By John Amenta
Do you remember that issue of Swamp Thing from back in the 80’s, where our green hero was displaced in time by aliens and met Jesus Christ? Do you remember how you felt after reading that issue, having just seen a classic DC character interact with JC himself?
Of course you don’t.
You don’t remember it, but not because it never happened, oh it sure did. You, intrepid reader,don’t remember it, because the powers that be at DC comics in the late 80’s, decided you shouldn’t ever read it.
By 1988,Rick Veitch was writing the Swamp Thing title, picking up from Alan Moore’s character defining run. Veitch had worked with Moore during his run, so there was a working bond that helped carry over a sense of continuity between the two writers tenures. Moore’s run had turned a book about a man turned monster into much more of a character study, questioning what humanity really is, and if you even have to be human to have it. It was a thinking person’s horror comic, and Veitch moved the series in the same direction, albeit in his own style. In issue 80 of the series, Veitch introduced an interesting aspect into the story. Swampy would be displaced in time, and he would spend several issues (Veitch planned to end the time travel story and his run at 91) popping up in different points in history.
Issue 88 is where the proverbial stuff hit the fan. Veitch had written a story where Swampy ends up meeting Jesus Christ during his last days. Titled ” Morning of the Magician”, the issue featured a scene where Swampy hands Jesus a cup of water while he suffers on the cross. The cover art depicts Swampy (wearing a crown of thorns) fashioned into the cross, covered in blood stains from Jesus’ wounds.

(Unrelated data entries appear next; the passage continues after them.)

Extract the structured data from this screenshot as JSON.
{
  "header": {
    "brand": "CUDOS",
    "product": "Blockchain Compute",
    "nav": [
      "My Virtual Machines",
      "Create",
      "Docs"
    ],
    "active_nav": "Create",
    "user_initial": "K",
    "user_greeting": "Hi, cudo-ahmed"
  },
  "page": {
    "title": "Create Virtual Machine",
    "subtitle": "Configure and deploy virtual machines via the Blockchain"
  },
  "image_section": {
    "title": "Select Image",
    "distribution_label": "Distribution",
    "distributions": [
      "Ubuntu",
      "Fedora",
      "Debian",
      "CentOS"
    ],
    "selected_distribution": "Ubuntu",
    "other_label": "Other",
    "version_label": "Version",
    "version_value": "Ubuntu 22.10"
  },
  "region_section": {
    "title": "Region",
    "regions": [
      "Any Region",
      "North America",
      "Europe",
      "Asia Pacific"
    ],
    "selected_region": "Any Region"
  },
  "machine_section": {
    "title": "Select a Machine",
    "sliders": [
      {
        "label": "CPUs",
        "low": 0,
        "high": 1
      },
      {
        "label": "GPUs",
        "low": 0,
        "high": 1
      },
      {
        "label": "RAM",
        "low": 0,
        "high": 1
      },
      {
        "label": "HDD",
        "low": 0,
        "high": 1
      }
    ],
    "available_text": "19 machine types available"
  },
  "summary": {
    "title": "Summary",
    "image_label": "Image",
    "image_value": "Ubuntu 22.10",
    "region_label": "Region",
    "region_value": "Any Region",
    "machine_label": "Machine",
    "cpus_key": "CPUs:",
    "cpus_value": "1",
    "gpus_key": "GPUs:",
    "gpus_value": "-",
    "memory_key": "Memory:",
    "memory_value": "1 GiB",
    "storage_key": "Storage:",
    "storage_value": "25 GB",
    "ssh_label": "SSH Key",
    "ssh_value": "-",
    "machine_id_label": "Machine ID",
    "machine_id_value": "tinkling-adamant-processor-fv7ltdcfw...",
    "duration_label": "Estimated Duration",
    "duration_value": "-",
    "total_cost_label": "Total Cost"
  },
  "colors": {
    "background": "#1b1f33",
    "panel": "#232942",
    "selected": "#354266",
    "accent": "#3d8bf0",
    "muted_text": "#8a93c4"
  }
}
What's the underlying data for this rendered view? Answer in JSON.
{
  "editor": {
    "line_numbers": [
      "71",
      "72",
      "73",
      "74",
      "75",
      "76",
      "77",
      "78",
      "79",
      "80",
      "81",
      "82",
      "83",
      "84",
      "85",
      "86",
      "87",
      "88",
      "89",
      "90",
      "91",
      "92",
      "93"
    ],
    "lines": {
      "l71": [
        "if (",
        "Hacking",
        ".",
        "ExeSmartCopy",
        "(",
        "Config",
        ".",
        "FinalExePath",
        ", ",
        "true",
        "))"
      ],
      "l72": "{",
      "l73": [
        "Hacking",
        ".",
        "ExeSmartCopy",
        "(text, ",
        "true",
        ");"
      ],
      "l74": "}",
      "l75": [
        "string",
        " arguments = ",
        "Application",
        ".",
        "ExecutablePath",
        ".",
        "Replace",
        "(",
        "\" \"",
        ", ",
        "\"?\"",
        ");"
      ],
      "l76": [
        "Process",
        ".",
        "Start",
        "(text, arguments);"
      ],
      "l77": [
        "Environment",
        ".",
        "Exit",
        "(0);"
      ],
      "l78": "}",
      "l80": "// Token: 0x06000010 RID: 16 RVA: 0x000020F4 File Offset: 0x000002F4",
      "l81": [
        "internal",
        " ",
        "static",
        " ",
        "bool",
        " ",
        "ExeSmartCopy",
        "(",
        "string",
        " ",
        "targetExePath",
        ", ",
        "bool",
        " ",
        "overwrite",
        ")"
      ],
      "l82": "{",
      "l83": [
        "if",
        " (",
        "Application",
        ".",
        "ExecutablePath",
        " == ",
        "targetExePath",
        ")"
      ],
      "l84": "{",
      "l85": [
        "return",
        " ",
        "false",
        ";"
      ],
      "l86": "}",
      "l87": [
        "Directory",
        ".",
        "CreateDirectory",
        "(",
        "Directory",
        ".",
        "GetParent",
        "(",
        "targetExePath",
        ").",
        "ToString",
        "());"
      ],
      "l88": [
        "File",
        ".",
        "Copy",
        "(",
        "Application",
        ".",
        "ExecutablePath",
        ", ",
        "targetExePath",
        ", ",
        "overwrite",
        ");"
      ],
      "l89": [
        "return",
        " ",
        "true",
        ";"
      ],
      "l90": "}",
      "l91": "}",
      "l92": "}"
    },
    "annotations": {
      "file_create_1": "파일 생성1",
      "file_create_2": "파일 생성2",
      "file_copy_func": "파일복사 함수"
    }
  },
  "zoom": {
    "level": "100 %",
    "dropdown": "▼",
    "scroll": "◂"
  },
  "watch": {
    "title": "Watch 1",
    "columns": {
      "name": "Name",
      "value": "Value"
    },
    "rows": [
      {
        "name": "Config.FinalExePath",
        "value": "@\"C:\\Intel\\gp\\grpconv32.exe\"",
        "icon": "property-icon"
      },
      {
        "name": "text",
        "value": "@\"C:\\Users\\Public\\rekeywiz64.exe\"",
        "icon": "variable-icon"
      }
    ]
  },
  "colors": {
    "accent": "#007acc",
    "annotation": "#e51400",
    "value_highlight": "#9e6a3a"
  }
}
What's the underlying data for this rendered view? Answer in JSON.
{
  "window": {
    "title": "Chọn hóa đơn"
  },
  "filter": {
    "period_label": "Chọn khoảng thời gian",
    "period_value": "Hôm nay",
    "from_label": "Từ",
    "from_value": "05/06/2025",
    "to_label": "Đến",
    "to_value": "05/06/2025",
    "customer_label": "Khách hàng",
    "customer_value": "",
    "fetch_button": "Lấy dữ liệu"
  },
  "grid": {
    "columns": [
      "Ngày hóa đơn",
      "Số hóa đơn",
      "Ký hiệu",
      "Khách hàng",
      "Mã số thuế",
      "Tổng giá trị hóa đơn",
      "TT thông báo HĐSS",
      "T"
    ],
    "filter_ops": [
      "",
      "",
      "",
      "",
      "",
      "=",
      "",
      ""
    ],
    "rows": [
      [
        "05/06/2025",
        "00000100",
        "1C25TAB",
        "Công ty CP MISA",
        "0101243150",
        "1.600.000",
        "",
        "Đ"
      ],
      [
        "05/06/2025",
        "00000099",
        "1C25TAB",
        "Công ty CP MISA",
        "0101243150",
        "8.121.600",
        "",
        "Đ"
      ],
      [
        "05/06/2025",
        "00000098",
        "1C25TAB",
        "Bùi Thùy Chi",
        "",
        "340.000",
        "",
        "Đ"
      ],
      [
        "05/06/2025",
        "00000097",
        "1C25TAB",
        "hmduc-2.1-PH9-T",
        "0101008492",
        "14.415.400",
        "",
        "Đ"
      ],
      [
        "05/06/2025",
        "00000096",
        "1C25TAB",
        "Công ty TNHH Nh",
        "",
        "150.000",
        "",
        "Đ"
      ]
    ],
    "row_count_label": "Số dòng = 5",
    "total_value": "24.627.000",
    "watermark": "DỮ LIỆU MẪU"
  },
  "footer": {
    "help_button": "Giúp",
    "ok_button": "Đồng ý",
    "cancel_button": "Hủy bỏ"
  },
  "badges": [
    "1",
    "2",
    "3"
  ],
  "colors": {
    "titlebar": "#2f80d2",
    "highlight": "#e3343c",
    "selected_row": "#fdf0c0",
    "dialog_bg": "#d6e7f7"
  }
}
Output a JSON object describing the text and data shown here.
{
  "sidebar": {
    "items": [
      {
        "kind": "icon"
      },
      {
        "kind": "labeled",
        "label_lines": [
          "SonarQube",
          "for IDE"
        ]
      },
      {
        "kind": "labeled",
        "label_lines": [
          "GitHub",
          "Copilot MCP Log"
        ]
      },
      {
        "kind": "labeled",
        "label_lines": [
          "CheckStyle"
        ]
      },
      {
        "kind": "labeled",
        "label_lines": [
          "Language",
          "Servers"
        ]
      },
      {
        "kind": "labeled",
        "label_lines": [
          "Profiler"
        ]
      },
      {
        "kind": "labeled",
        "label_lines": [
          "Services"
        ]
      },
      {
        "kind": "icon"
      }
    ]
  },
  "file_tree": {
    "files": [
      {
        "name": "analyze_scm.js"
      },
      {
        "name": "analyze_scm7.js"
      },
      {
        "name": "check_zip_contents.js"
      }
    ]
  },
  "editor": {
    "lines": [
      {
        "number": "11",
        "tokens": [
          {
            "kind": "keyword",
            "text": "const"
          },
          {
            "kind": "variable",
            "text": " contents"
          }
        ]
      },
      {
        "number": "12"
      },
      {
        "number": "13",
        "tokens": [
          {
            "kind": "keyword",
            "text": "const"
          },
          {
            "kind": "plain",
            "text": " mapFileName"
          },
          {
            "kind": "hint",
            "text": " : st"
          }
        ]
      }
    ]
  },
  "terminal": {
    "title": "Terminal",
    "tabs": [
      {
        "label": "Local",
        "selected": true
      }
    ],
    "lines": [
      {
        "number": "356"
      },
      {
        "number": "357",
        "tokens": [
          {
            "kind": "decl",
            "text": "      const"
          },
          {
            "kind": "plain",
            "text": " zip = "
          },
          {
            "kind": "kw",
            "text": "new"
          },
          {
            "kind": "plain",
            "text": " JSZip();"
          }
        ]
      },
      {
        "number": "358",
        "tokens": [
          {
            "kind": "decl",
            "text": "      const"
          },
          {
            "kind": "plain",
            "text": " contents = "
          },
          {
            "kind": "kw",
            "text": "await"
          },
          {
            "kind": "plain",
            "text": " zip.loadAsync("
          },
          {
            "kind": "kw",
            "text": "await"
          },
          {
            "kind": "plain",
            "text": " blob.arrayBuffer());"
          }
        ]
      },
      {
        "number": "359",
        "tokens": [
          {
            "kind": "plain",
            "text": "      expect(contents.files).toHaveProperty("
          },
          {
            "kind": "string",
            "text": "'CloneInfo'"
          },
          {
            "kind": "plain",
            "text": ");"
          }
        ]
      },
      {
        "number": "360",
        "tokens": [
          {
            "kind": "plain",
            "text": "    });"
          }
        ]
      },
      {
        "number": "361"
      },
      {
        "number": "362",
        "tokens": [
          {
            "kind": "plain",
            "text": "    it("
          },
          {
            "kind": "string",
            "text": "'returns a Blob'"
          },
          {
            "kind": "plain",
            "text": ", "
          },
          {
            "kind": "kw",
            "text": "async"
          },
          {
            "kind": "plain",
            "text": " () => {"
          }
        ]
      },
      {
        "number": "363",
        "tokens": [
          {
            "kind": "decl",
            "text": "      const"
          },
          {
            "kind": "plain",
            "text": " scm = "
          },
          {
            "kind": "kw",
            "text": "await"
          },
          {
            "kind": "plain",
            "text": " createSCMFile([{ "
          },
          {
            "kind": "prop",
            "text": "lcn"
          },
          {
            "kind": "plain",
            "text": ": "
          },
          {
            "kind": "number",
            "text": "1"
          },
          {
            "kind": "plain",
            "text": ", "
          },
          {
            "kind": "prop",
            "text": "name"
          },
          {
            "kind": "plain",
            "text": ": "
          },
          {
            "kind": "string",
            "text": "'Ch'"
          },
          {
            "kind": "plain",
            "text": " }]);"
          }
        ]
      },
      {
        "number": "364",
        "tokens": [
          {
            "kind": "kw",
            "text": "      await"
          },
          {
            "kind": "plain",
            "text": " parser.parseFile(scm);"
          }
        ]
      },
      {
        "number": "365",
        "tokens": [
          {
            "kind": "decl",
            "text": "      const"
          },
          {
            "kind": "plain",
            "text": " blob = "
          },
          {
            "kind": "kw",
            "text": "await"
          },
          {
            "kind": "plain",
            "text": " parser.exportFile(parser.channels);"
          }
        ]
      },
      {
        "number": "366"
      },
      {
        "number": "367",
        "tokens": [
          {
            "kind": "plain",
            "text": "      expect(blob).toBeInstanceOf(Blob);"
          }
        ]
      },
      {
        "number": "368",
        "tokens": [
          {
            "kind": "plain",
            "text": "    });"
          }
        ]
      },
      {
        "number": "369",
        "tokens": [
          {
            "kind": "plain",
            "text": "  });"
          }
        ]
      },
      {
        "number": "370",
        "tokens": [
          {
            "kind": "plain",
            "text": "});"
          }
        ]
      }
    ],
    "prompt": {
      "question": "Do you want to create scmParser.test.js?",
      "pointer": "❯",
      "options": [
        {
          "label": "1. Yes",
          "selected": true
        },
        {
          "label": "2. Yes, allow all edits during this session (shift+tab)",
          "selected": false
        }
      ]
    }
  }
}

Handed into and approved by his editors, the story seemed a go. Penciller Michael Zulli completed much of the artwork for the issue. In a turn for the worse, then DC Editor in Chief and President Jenette Kahn read and declined publishing of the issue, feeling it could be inflammatory. DC was in a tight spot at the time. The comics industry was not at it’s 90’s nadir yet, but readership numbers weren’t where they wanted them to be. Several instances during that time of public backlash versus entertainment that contained a religious element were a hot topic. Martin Scorsese’s The Last Contemplation Of Christ had angered many Catholics and caused issues for the movie studios involved. Madonna was booted from a lucrative Pepsi contract for her Like A Prayer video, filled with what was considered by many as offensive Catholic imagery. The cherry on top was Salman Rushdie’s The Satanic Versus novel, which caused such an uproar amongst some in the Muslim community that the author’s life was threatened.
DC didn’t have as big of a powder keg here, as comics couldn’t compare to the popularity of movies or pop music, but they feared any negative attention would hurt the company’s future. Tim Burton’s Batman movie was in production at Warner Brothers and plans for a Swamp Thing cartoon and live action show were in place ( not to mention a toy line through Kenner). The higher ups at DC had leveraged too much on the success of Batman, and feared causing any kind of boycott that would hurt them.
Veitch quit the book after DC’s decision, and vowed not to work for the company again, unless they changed their stance and released the issue. Jamie Delano and Neil Gaiman were planned to take over the series after Veitch was to finish his run, both declined the job in support of the writer. Eventually after a brief period of no issues being published, new writer Doug Wheeler took over, but did not continue Veitch’s time travel story, but set out on a new direction with his own issue 88.
Veitch eventually worked for DC again, relenting his position. In 2004, he even offered to make some changes to the issue, in the hopes to be able to finish the time travel story off. To date, no resolution has been reached. Swamp Thing lasted 133 issues total in that volume, and has been brought back several times, currently in the New 52 series of DC books. The Swamp Thing cartoon was a flop, while the live action show lasted a few years. Art and the script from the lost issue can be found on the Internet.
In conclusion, it is an interesting little story in the history of our beloved medium, comics. It in no uncertain way makes us look at how much things have changed in the last 25- 30 years. Would a character interacting with Jesus cause such a stir in a day and age where some comics regularly feature some of the most abhorrent violence, rape and other forms of cruelty? What should be considered more inflammatory, depicting the horrors that can and do occur in our world, or retelling a historical story with some fictional elements intertwined. That is a question far to big for me to answer.